András Velvárt approaches software development the Lincoln way: “If I have six hours to chop down a tree, I will use four hours to sharpen the axe.” In the past, he was one of the few who helped spread the idea of the World Wide Web in Hungary. He has always enjoyed trying and implementing the newest technologies—many of his proof-of-concepts ended up being useful additions to projects, from the UI/usability side to the development process side. He has been working with Microsoft technologies for 12 years. He was Lead Developer, Architect, and Project Manager on many of Web, desktop and enterprise projects, until he founded his own software development and consulting company, Response. András can be reached at email@example.com.
Peter Smulovics is a Microsoft guy, searching for the needle in the haystack for more than 10 years. He worked on projects like SQL 2005 Analysis Services, Visual Studio .Net 2005, Microsoft Business Framework and Portal, ADO.Net Entity Framework, Dynamics Great Plains and Solomon, doing testing, developing, group leading, and architecting. Meanwhile, being part of user groups, presenting at Developer Days, TechEds and Microsoft Forums, leading .NET introduction in the country—these were all part of his daily job.
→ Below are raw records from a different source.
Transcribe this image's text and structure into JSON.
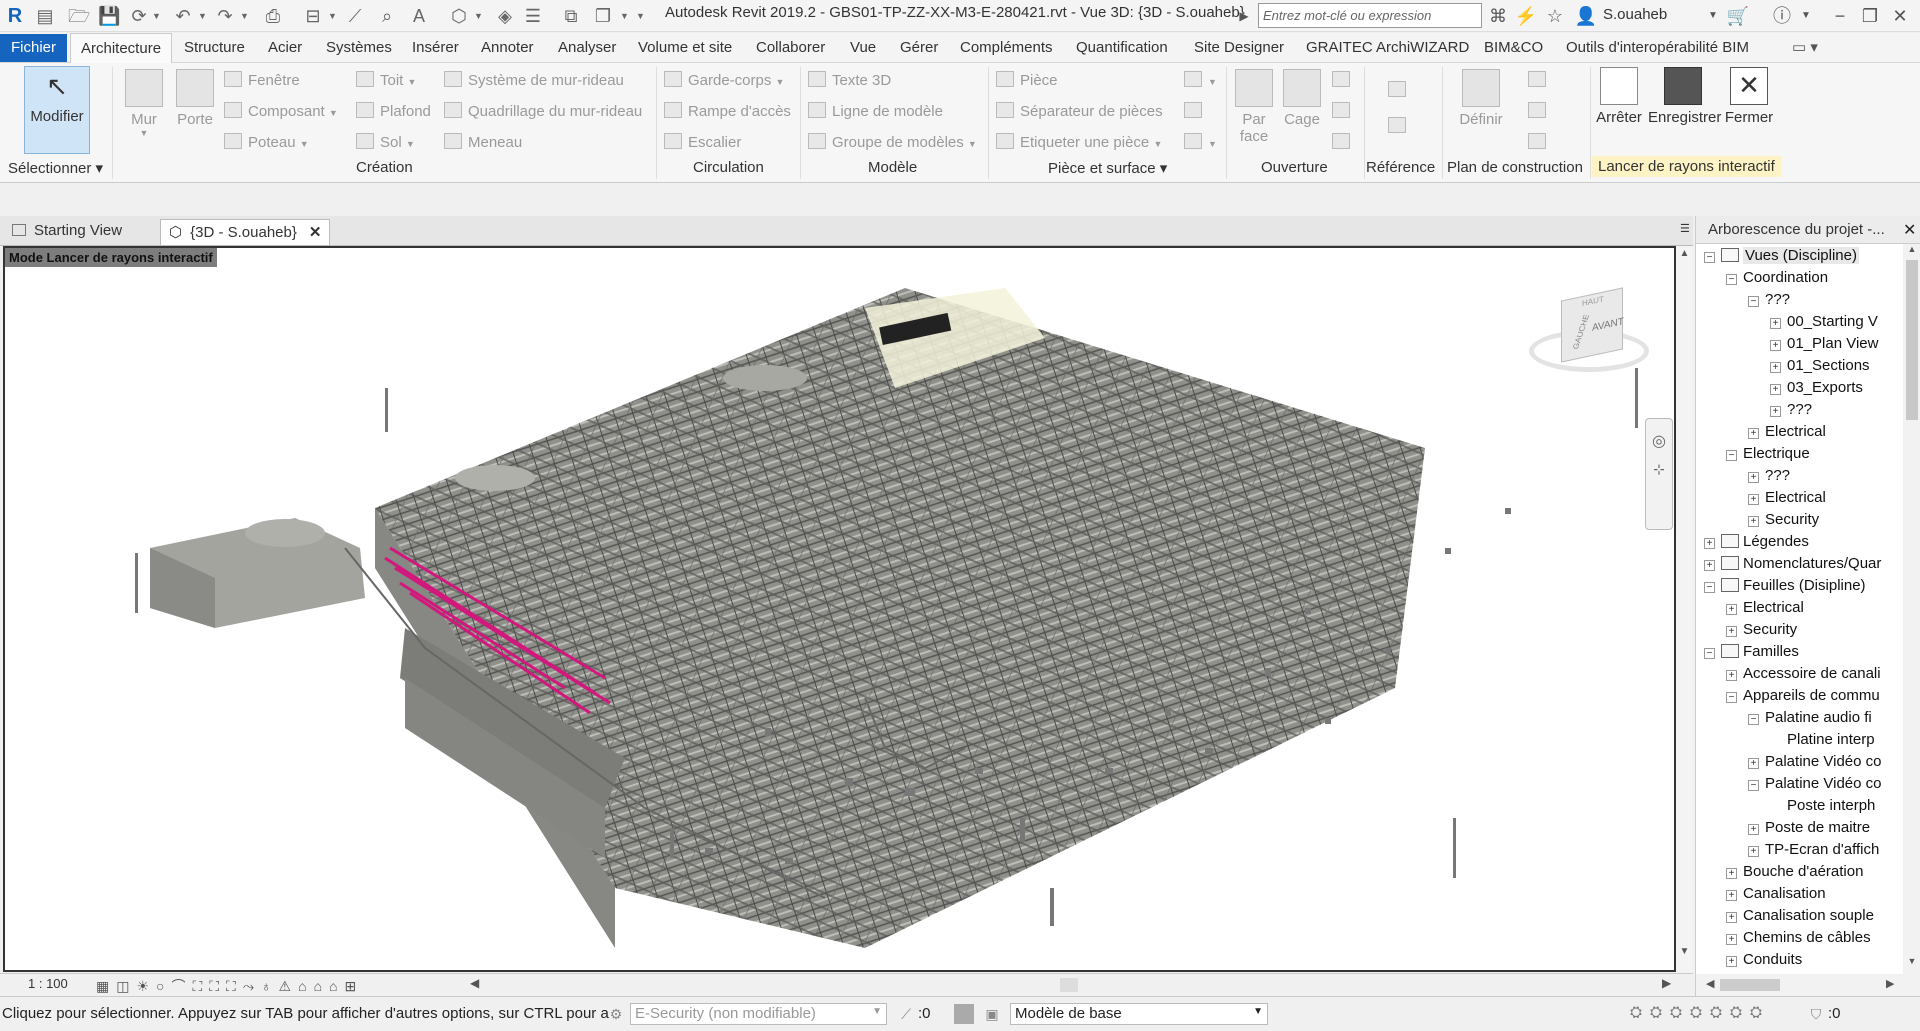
{
  "titlebar": {
    "title": "Autodesk Revit 2019.2 - GBS01-TP-ZZ-XX-M3-E-280421.rvt - Vue 3D: {3D - S.ouaheb}",
    "search_placeholder": "Entrez mot-clé ou expression",
    "username": "S.ouaheb"
  },
  "menu": {
    "items": [
      "Fichier",
      "Architecture",
      "Structure",
      "Acier",
      "Systèmes",
      "Insérer",
      "Annoter",
      "Analyser",
      "Volume et site",
      "Collaborer",
      "Vue",
      "Gérer",
      "Compléments",
      "Quantification",
      "Site Designer",
      "GRAITEC ArchiWIZARD",
      "BIM&CO",
      "Outils d'interopérabilité BIM"
    ]
  },
  "ribbon": {
    "modifier": "Modifier",
    "selectionner": "Sélectionner",
    "mur": "Mur",
    "porte": "Porte",
    "fenetre": "Fenêtre",
    "composant": "Composant",
    "poteau": "Poteau",
    "toit": "Toit",
    "plafond": "Plafond",
    "sol": "Sol",
    "systeme_mur_rideau": "Système de mur-rideau",
    "quadrillage": "Quadrillage du mur-rideau",
    "meneau": "Meneau",
    "garde_corps": "Garde-corps",
    "rampe": "Rampe d'accès",
    "escalier": "Escalier",
    "texte3d": "Texte 3D",
    "ligne_modele": "Ligne de modèle",
    "groupe_modeles": "Groupe de modèles",
    "piece": "Pièce",
    "separateur": "Séparateur de pièces",
    "etiqueter": "Etiqueter une pièce",
    "par_face_1": "Par",
    "par_face_2": "face",
    "cage": "Cage",
    "definir": "Définir",
    "arreter": "Arrêter",
    "enregistrer": "Enregistrer",
    "fermer": "Fermer",
    "groups": {
      "creation": "Création",
      "circulation": "Circulation",
      "modele": "Modèle",
      "piece_surface": "Pièce et surface",
      "ouverture": "Ouverture",
      "reference": "Référence",
      "plan_construction": "Plan de construction",
      "lancer_rayons": "Lancer de rayons interactif"
    }
  },
  "viewtabs": {
    "starting": "Starting View",
    "active": "{3D - S.ouaheb}"
  },
  "viewport": {
    "mode_label": "Mode Lancer de rayons interactif",
    "viewcube_top": "HAUT",
    "viewcube_left": "GAUCHE",
    "viewcube_front": "AVANT"
  },
  "viewctrl": {
    "scale": "1 : 100"
  },
  "browser": {
    "title": "Arborescence du projet -...",
    "nodes": [
      {
        "label": "Vues (Discipline)",
        "level": 0,
        "toggle": "−",
        "icon": true,
        "selected": true
      },
      {
        "label": "Coordination",
        "level": 1,
        "toggle": "−"
      },
      {
        "label": "???",
        "level": 2,
        "toggle": "−"
      },
      {
        "label": "00_Starting V",
        "level": 3,
        "toggle": "+"
      },
      {
        "label": "01_Plan View",
        "level": 3,
        "toggle": "+"
      },
      {
        "label": "01_Sections",
        "level": 3,
        "toggle": "+"
      },
      {
        "label": "03_Exports",
        "level": 3,
        "toggle": "+"
      },
      {
        "label": "???",
        "level": 3,
        "toggle": "+"
      },
      {
        "label": "Electrical",
        "level": 2,
        "toggle": "+"
      },
      {
        "label": "Electrique",
        "level": 1,
        "toggle": "−"
      },
      {
        "label": "???",
        "level": 2,
        "toggle": "+"
      },
      {
        "label": "Electrical",
        "level": 2,
        "toggle": "+"
      },
      {
        "label": "Security",
        "level": 2,
        "toggle": "+"
      },
      {
        "label": "Légendes",
        "level": 0,
        "toggle": "+",
        "icon": true
      },
      {
        "label": "Nomenclatures/Quar",
        "level": 0,
        "toggle": "+",
        "icon": true
      },
      {
        "label": "Feuilles (Disipline)",
        "level": 0,
        "toggle": "−",
        "icon": true
      },
      {
        "label": "Electrical",
        "level": 1,
        "toggle": "+"
      },
      {
        "label": "Security",
        "level": 1,
        "toggle": "+"
      },
      {
        "label": "Familles",
        "level": 0,
        "toggle": "−",
        "icon": true
      },
      {
        "label": "Accessoire de canali",
        "level": 1,
        "toggle": "+"
      },
      {
        "label": "Appareils de commu",
        "level": 1,
        "toggle": "−"
      },
      {
        "label": "Palatine audio fi",
        "level": 2,
        "toggle": "−"
      },
      {
        "label": "Platine interp",
        "level": 3,
        "toggle": ""
      },
      {
        "label": "Palatine Vidéo co",
        "level": 2,
        "toggle": "+"
      },
      {
        "label": "Palatine Vidéo co",
        "level": 2,
        "toggle": "−"
      },
      {
        "label": "Poste interph",
        "level": 3,
        "toggle": ""
      },
      {
        "label": "Poste de maitre",
        "level": 2,
        "toggle": "+"
      },
      {
        "label": "TP-Ecran d'affich",
        "level": 2,
        "toggle": "+"
      },
      {
        "label": "Bouche d'aération",
        "level": 1,
        "toggle": "+"
      },
      {
        "label": "Canalisation",
        "level": 1,
        "toggle": "+"
      },
      {
        "label": "Canalisation souple",
        "level": 1,
        "toggle": "+"
      },
      {
        "label": "Chemins de câbles",
        "level": 1,
        "toggle": "+"
      },
      {
        "label": "Conduits",
        "level": 1,
        "toggle": "+"
      }
    ]
  },
  "statusbar": {
    "text": "Cliquez pour sélectionner. Appuyez sur TAB pour afficher d'autres options, sur CTRL pour a",
    "workset": "E-Security (non modifiable)",
    "count": ":0",
    "design_option": "Modèle de base",
    "filter_count": ":0"
  }
}
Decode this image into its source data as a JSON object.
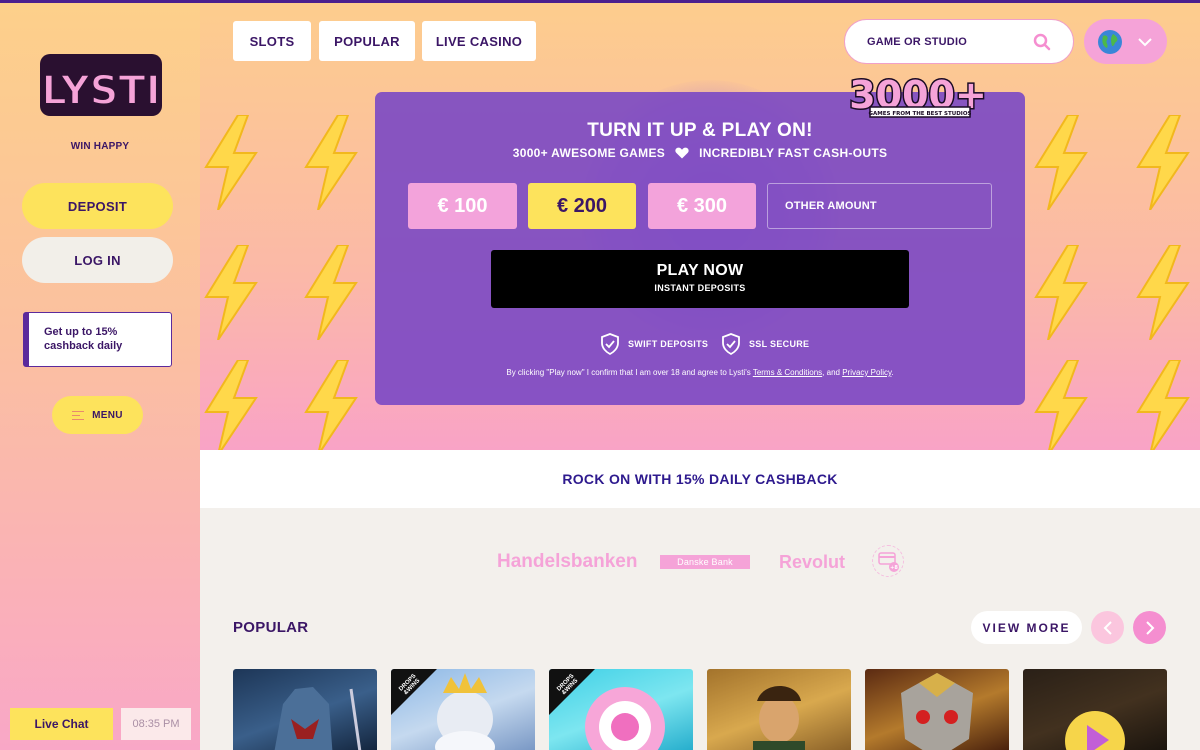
{
  "brand": {
    "logo_text": "LYSTI",
    "tagline": "WIN HAPPY"
  },
  "sidebar": {
    "deposit_label": "DEPOSIT",
    "login_label": "LOG IN",
    "cashback_line1": "Get up to 15%",
    "cashback_line2": "cashback daily",
    "menu_label": "MENU",
    "live_chat_label": "Live Chat",
    "clock": "08:35 PM"
  },
  "nav": {
    "items": [
      {
        "label": "SLOTS"
      },
      {
        "label": "POPULAR"
      },
      {
        "label": "LIVE CASINO"
      }
    ]
  },
  "search": {
    "placeholder": "GAME OR STUDIO",
    "icon": "search-icon"
  },
  "language": {
    "icon": "globe-icon"
  },
  "badge": {
    "big": "3000+",
    "small": "GAMES FROM THE BEST STUDIOS"
  },
  "hero": {
    "title": "TURN IT UP & PLAY ON!",
    "sub_left": "3000+ AWESOME GAMES",
    "sub_right": "INCREDIBLY FAST CASH-OUTS",
    "amounts": [
      {
        "label": "€ 100"
      },
      {
        "label": "€ 200"
      },
      {
        "label": "€ 300"
      }
    ],
    "other_amount": "OTHER AMOUNT",
    "play_label": "PLAY NOW",
    "play_sub": "INSTANT DEPOSITS",
    "swift": "SWIFT DEPOSITS",
    "ssl": "SSL SECURE",
    "consent_pre": "By clicking \"Play now\" I confirm that I am over 18 and agree to Lysti's ",
    "consent_terms": "Terms & Conditions",
    "consent_mid": ", and ",
    "consent_privacy": "Privacy Policy",
    "consent_end": "."
  },
  "cashback_strip": "ROCK ON WITH 15% DAILY CASHBACK",
  "payments": {
    "p1": "Handelsbanken",
    "p2": "Danske Bank",
    "p3": "Revolut",
    "more": "+8"
  },
  "popular": {
    "title": "POPULAR",
    "view_more": "VIEW MORE",
    "tile_badge_l1": "DROPS",
    "tile_badge_l2": "&WINS"
  },
  "colors": {
    "accent_purple": "#3b1666",
    "yellow": "#fde35c",
    "pink": "#f5a3d8"
  }
}
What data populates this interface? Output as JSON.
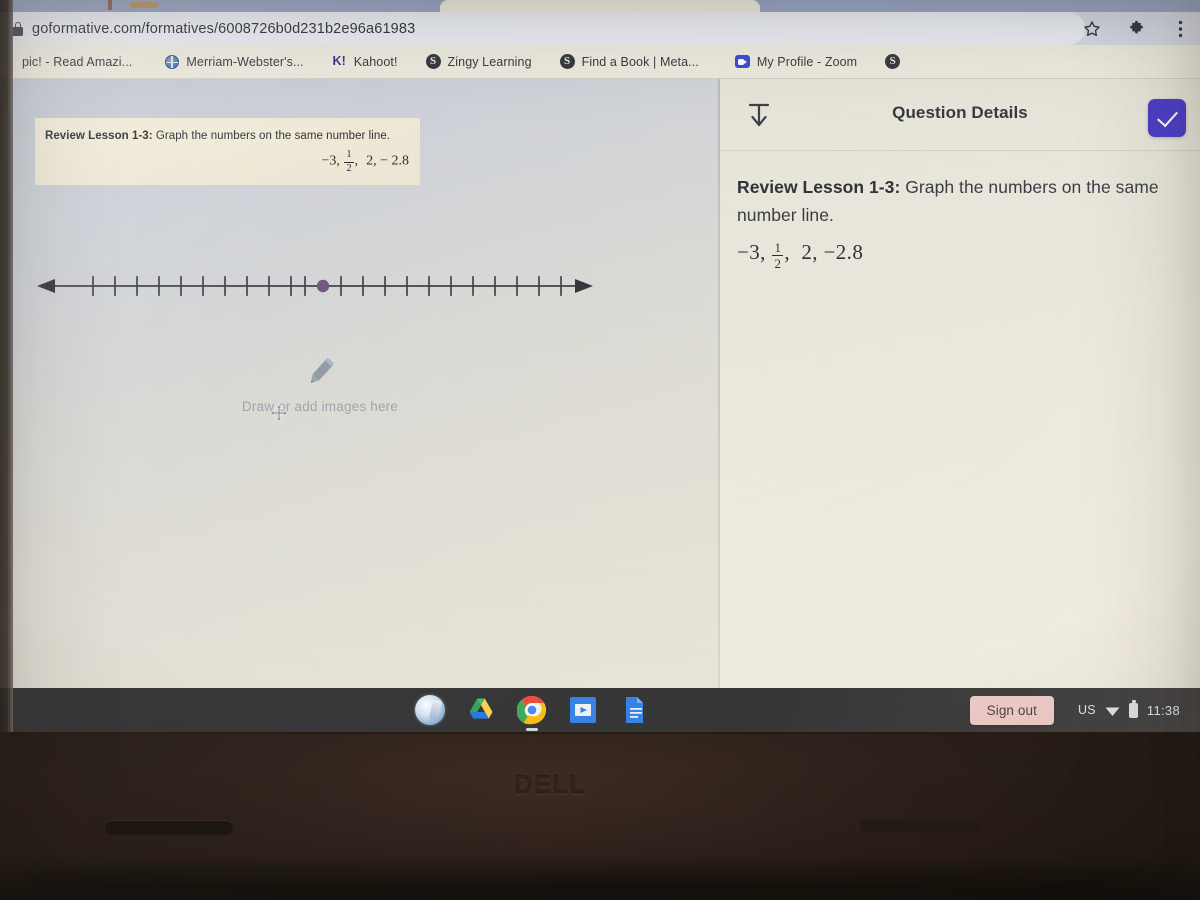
{
  "browser": {
    "url": "goformative.com/formatives/6008726b0d231b2e96a61983",
    "lock_icon": "lock-icon",
    "actions": {
      "bookmark_star": "★",
      "extensions": "🧩",
      "menu": "⋮"
    },
    "bookmarks": [
      {
        "label": "pic! - Read Amazi...",
        "icon": "favicon-partial"
      },
      {
        "label": "Merriam-Webster's...",
        "icon": "globe-favicon"
      },
      {
        "label": "Kahoot!",
        "icon": "kahoot-favicon"
      },
      {
        "label": "Zingy Learning",
        "icon": "sphere-favicon"
      },
      {
        "label": "Find a Book | Meta...",
        "icon": "sphere-favicon"
      },
      {
        "label": "My Profile - Zoom",
        "icon": "zoom-favicon"
      },
      {
        "label": "",
        "icon": "sphere-favicon"
      }
    ]
  },
  "canvas": {
    "question_card": {
      "prefix": "Review Lesson 1-3:",
      "body": " Graph the numbers on the same number line.",
      "math": {
        "first": "−3,",
        "fraction_num": "1",
        "fraction_den": "2",
        "rest": "2,  − 2.8"
      }
    },
    "number_line": {
      "tick_count_left": 12,
      "tick_count_right": 12,
      "plotted_point_label": "",
      "point_color": "#6b4d7a",
      "line_color": "#3a3540"
    },
    "placeholder": {
      "text": "Draw or add images here",
      "icon": "pencil-icon",
      "cursor": "move-cursor"
    }
  },
  "panel": {
    "header": {
      "title": "Question Details",
      "collapse_icon": "download-to-bar-icon",
      "submit_icon": "check-icon",
      "submit_color": "#3c2fc6"
    },
    "question": {
      "prefix": "Review Lesson 1-3:",
      "body": " Graph the numbers on the same number line.",
      "math": {
        "first": "−3,",
        "fraction_num": "1",
        "fraction_den": "2",
        "rest": "2,  −2.8"
      }
    }
  },
  "shelf": {
    "apps": [
      {
        "name": "launcher-icon",
        "label": "Launcher"
      },
      {
        "name": "google-drive-icon",
        "label": "Google Drive"
      },
      {
        "name": "chrome-icon",
        "label": "Google Chrome"
      },
      {
        "name": "google-slides-icon",
        "label": "Google Slides"
      },
      {
        "name": "google-docs-icon",
        "label": "Google Docs"
      }
    ],
    "sign_out_label": "Sign out",
    "keyboard_layout": "US",
    "time": "11:38",
    "wifi_icon": "wifi-icon",
    "battery_icon": "battery-icon"
  },
  "device": {
    "brand": "DELL"
  }
}
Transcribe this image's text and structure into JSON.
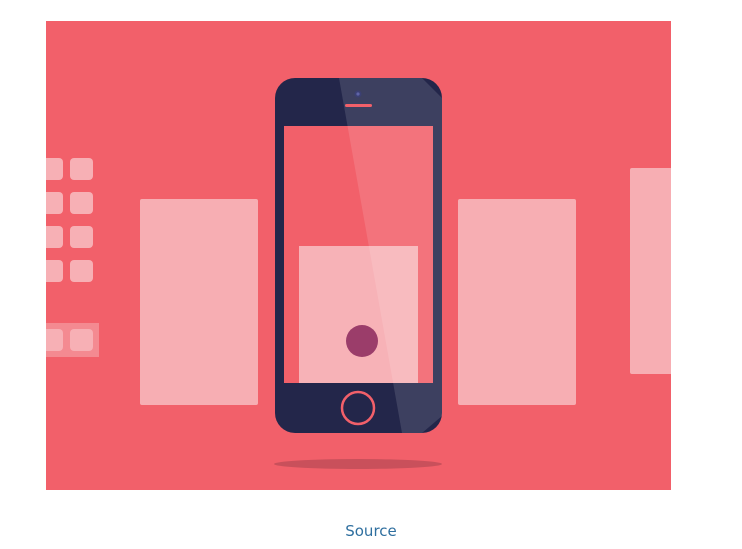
{
  "figure": {
    "colors": {
      "background": "#f2606a",
      "card": "#f7aeb3",
      "phone_body": "#23264a",
      "phone_screen": "#f2606a",
      "home_ring": "#f2606a",
      "touch_dot": "#9b3d6a",
      "shadow": "#c24e58"
    },
    "icon": "phone-swipe-illustration"
  },
  "caption": {
    "link_label": "Source"
  }
}
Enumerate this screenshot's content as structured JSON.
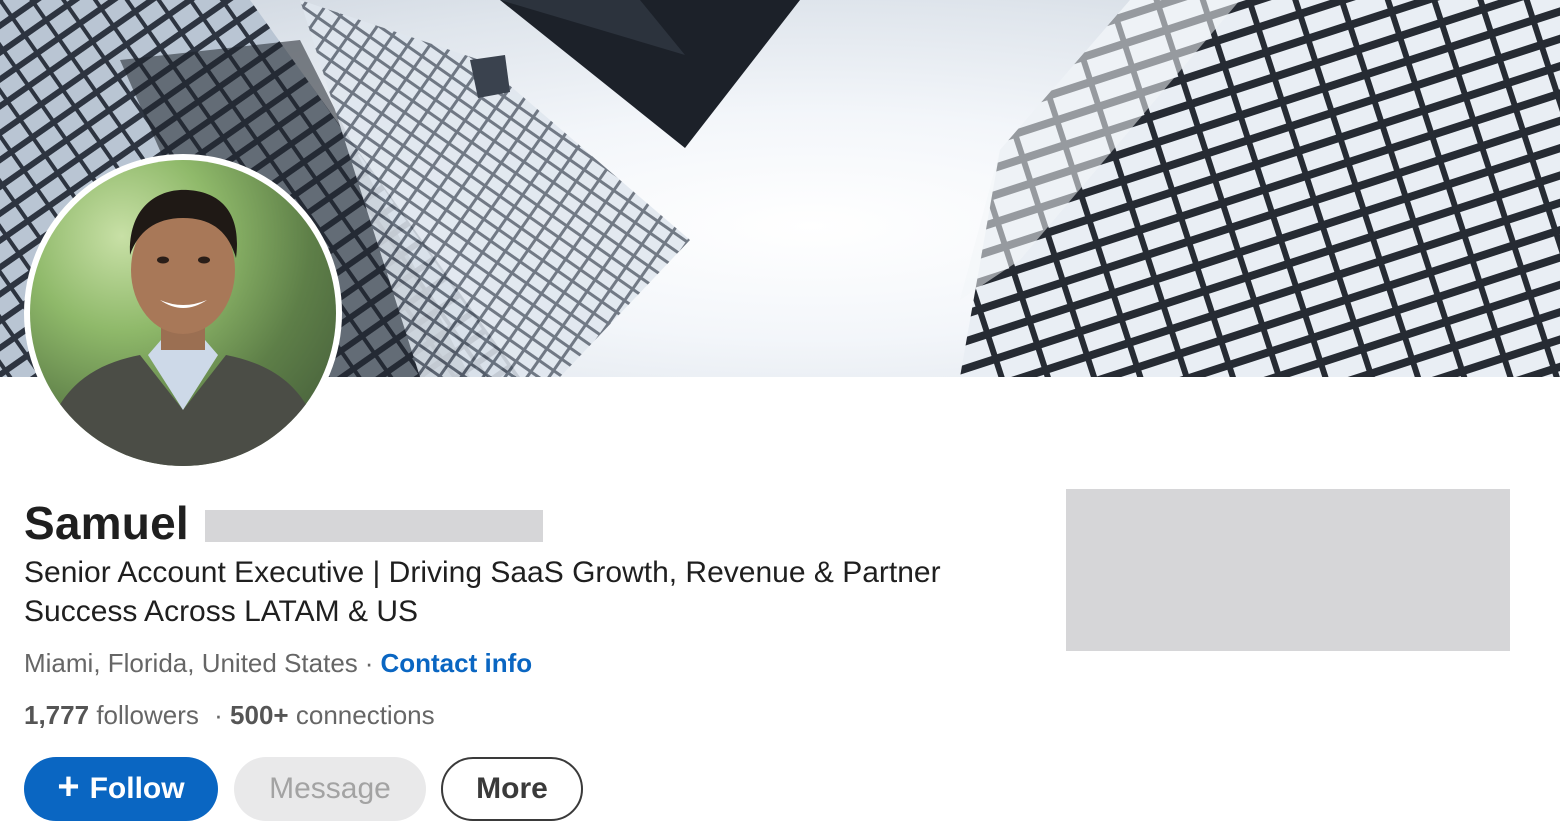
{
  "profile": {
    "name": "Samuel",
    "headline": "Senior Account Executive | Driving SaaS Growth, Revenue & Partner Success Across LATAM & US",
    "location": "Miami, Florida, United States",
    "separator": "·",
    "contact_info_label": "Contact info",
    "followers_count": "1,777",
    "followers_label": "followers",
    "connections_count": "500+",
    "connections_label": "connections"
  },
  "actions": {
    "follow_icon": "+",
    "follow_label": "Follow",
    "message_label": "Message",
    "more_label": "More"
  },
  "icons": {
    "follow": "plus-icon"
  },
  "colors": {
    "accent": "#0a66c2",
    "text": "#1f1f1f",
    "secondary_text": "#666666",
    "redaction": "#d6d6d8"
  }
}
Currently, he is working in the Development and Platform Adoption group and giving architectural aid and workshops for Enterprise customers on many different products. Peter can be reached at firstname.lastname@example.org.
Disclaimer: Although the solution described in the article is based on the actual working system at Monicomp, due to the nature of the topic, some details have been changed to protect company interests, while others are currently in the planning or implementation phase.
This article was published in the Architecture Journal, a print and online publication produced by Microsoft. For more articles from this publication, please visit the Architecture Journal Web site.